  1. Ruanda-Urundi is sometimes seen rendered phonetically into Dutch as Roeanda-Oeroendi.

Citations

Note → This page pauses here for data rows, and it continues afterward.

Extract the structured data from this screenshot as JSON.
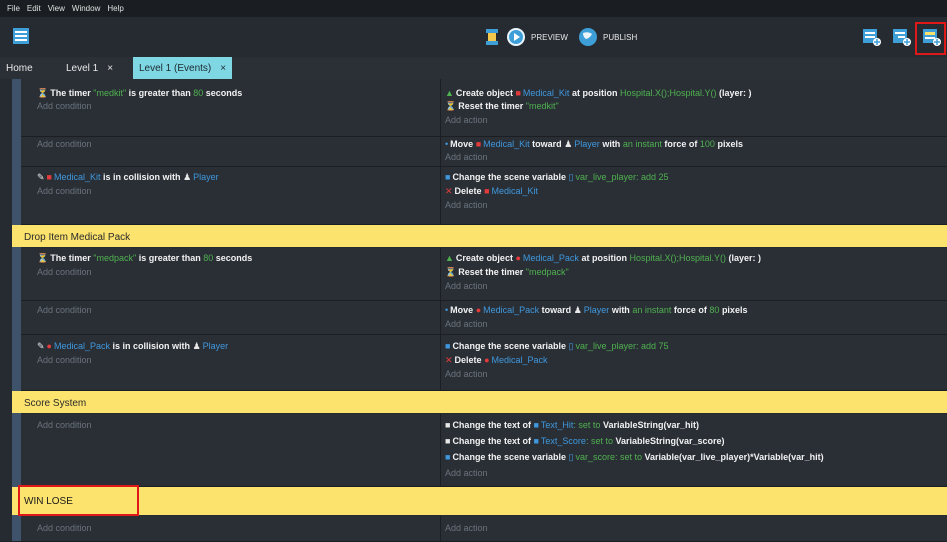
{
  "menu": [
    "File",
    "Edit",
    "View",
    "Window",
    "Help"
  ],
  "toolbar": {
    "preview_label": "PREVIEW",
    "publish_label": "PUBLISH"
  },
  "tabs": [
    {
      "label": "Home"
    },
    {
      "label": "Level 1",
      "close": "×"
    },
    {
      "label": "Level 1 (Events)",
      "close": "×"
    }
  ],
  "events": {
    "add_condition": "Add condition",
    "add_action": "Add action",
    "e1": {
      "cond": {
        "text": "The timer",
        "timer": "\"medkit\"",
        "mid": "is greater than",
        "num": "80",
        "tail": "seconds"
      },
      "a1": {
        "pre": "Create object",
        "obj": "Medical_Kit",
        "mid": "at position",
        "pos": "Hospital.X();Hospital.Y()",
        "layer": "(layer: )"
      },
      "a2": {
        "pre": "Reset the timer",
        "timer": "\"medkit\""
      }
    },
    "e2": {
      "a1": {
        "pre": "Move",
        "obj": "Medical_Kit",
        "mid": "toward",
        "target": "Player",
        "with": "with",
        "force": "an instant",
        "mid2": "force of",
        "num": "100",
        "tail": "pixels"
      }
    },
    "e3": {
      "cond": {
        "obj": "Medical_Kit",
        "mid": "is in collision with",
        "target": "Player"
      },
      "a1": {
        "pre": "Change the scene variable",
        "var": "var_live_player",
        "op": ": add",
        "num": "25"
      },
      "a2": {
        "pre": "Delete",
        "obj": "Medical_Kit"
      }
    },
    "group1": "Drop Item Medical Pack",
    "e4": {
      "cond": {
        "text": "The timer",
        "timer": "\"medpack\"",
        "mid": "is greater than",
        "num": "80",
        "tail": "seconds"
      },
      "a1": {
        "pre": "Create object",
        "obj": "Medical_Pack",
        "mid": "at position",
        "pos": "Hospital.X();Hospital.Y()",
        "layer": "(layer: )"
      },
      "a2": {
        "pre": "Reset the timer",
        "timer": "\"medpack\""
      }
    },
    "e5": {
      "a1": {
        "pre": "Move",
        "obj": "Medical_Pack",
        "mid": "toward",
        "target": "Player",
        "with": "with",
        "force": "an instant",
        "mid2": "force of",
        "num": "80",
        "tail": "pixels"
      }
    },
    "e6": {
      "cond": {
        "obj": "Medical_Pack",
        "mid": "is in collision with",
        "target": "Player"
      },
      "a1": {
        "pre": "Change the scene variable",
        "var": "var_live_player",
        "op": ": add",
        "num": "75"
      },
      "a2": {
        "pre": "Delete",
        "obj": "Medical_Pack"
      }
    },
    "group2": "Score System",
    "e7": {
      "a1": {
        "pre": "Change the text of",
        "obj": "Text_Hit",
        "op": ": set to",
        "val": "VariableString(var_hit)"
      },
      "a2": {
        "pre": "Change the text of",
        "obj": "Text_Score",
        "op": ": set to",
        "val": "VariableString(var_score)"
      },
      "a3": {
        "pre": "Change the scene variable",
        "var": "var_score",
        "op": ": set to",
        "val": "Variable(var_live_player)*Variable(var_hit)"
      }
    },
    "group3": "WIN LOSE"
  },
  "colors": {
    "accent_tab": "#7fd7e4",
    "group_bar": "#fbe36e",
    "highlight_box": "#e01818",
    "blue_param": "#3f98de",
    "green_num": "#4fb14f"
  }
}
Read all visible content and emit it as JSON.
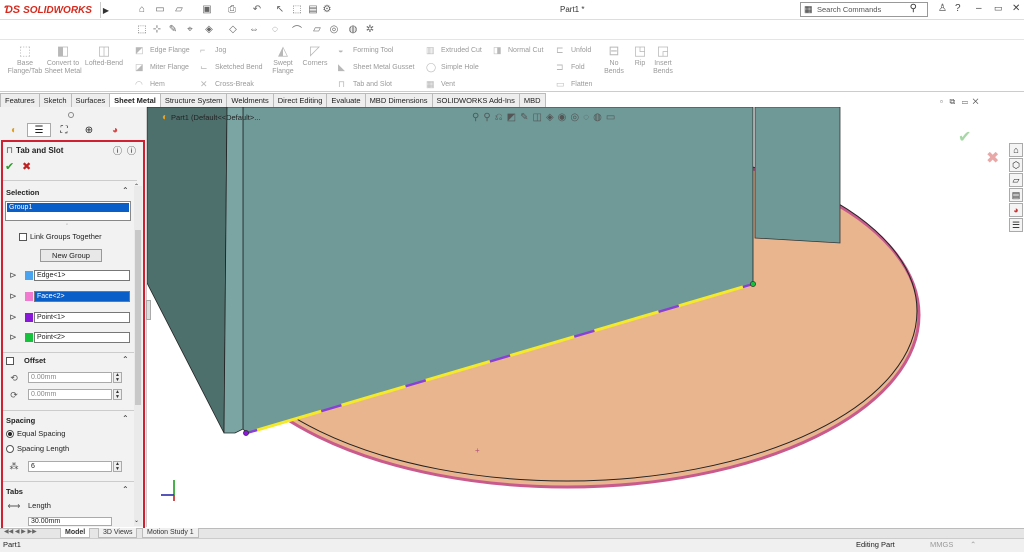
{
  "app": {
    "brand": "SOLIDWORKS",
    "doc_title": "Part1 *"
  },
  "search": {
    "placeholder": "Search Commands"
  },
  "command_manager": {
    "big": [
      {
        "label": "Base Flange/Tab",
        "icon": "base-flange-icon"
      },
      {
        "label": "Convert to Sheet Metal",
        "icon": "convert-sheet-metal-icon"
      },
      {
        "label": "Lofted-Bend",
        "icon": "lofted-bend-icon"
      },
      {
        "label": "Swept Flange",
        "icon": "swept-flange-icon"
      },
      {
        "label": "Corners",
        "icon": "corners-icon"
      },
      {
        "label": "No Bends",
        "icon": "no-bends-icon"
      },
      {
        "label": "Rip",
        "icon": "rip-icon"
      },
      {
        "label": "Insert Bends",
        "icon": "insert-bends-icon"
      }
    ],
    "small": [
      "Edge Flange",
      "Miter Flange",
      "Hem",
      "Jog",
      "Sketched Bend",
      "Cross-Break",
      "Forming Tool",
      "Sheet Metal Gusset",
      "Tab and Slot",
      "Extruded Cut",
      "Simple Hole",
      "Vent",
      "Normal Cut",
      "Unfold",
      "Fold",
      "Flatten"
    ]
  },
  "tabs": [
    "Features",
    "Sketch",
    "Surfaces",
    "Sheet Metal",
    "Structure System",
    "Weldments",
    "Direct Editing",
    "Evaluate",
    "MBD Dimensions",
    "SOLIDWORKS Add-Ins",
    "MBD"
  ],
  "active_tab": "Sheet Metal",
  "tree": {
    "label": "Part1  (Default<<Default>..."
  },
  "property_manager": {
    "title": "Tab and Slot",
    "selection": {
      "heading": "Selection",
      "group": "Group1",
      "link_groups": "Link Groups Together",
      "new_group": "New Group",
      "items": [
        {
          "label": "Edge<1>",
          "color": "#4aa3ef"
        },
        {
          "label": "Face<2>",
          "color": "#f07ad0"
        },
        {
          "label": "Point<1>",
          "color": "#8a18d8"
        },
        {
          "label": "Point<2>",
          "color": "#16c23c"
        }
      ]
    },
    "offset": {
      "heading": "Offset",
      "value1": "0.00mm",
      "value2": "0.00mm"
    },
    "spacing": {
      "heading": "Spacing",
      "equal": "Equal Spacing",
      "length": "Spacing Length",
      "count": "6"
    },
    "tabs": {
      "heading": "Tabs",
      "length_label": "Length",
      "length_value": "30.00mm"
    }
  },
  "bottom_tabs": [
    "Model",
    "3D Views",
    "Motion Study 1"
  ],
  "status": {
    "left": "Part1",
    "mode": "Editing Part",
    "units": "MMGS"
  }
}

  1. 1 2 3 4 5 1914–1918 Online Encyclopedia 2016.
  2. Chrétien 2016, paragraphs 55–57.
  3. Chrétien 2016, paragraphs 73–75.
  4. Chrétien 2016, paragraphs 86, 90.
  5. Chrétien 2016, paragraph 89.
  6. Chrétien 2016, paragraph 91.
  7. Chrétien 2016, paragraph 92.
  8. William Roger Louis, Ruanda-Urundi 1884-1919 (Oxford U.P., 1963).[ page needed ]
  9. Weinstein 1976, p. 238.
  10. Pedersen 2015, p. 256.
  11. "Hamitic myth that led to Genocide in Rwanda". The New Times | Rwanda. 2014-02-23. Retrieved 2021-01-17.[ better source needed ]
  12. Peter Langford, "The Rwandan Path to Genocide: The Genesis of the Capacity of the Rwandan Post-colonial State to Organise and Unleash a project of Extermination". Civil Wars Vol. 7 n.3
  13. Pedersen 2015, p. 253–5.
  14. Mary T. Duarte, "Education in Ruanda-Urundi, 1946-61, " Historian (1995) 57#2 pp 275-84

Works cited

Further reading

Coordinates: 2°42′S29°54′E / 2.7°S 29.9°E / -2.7; 29.9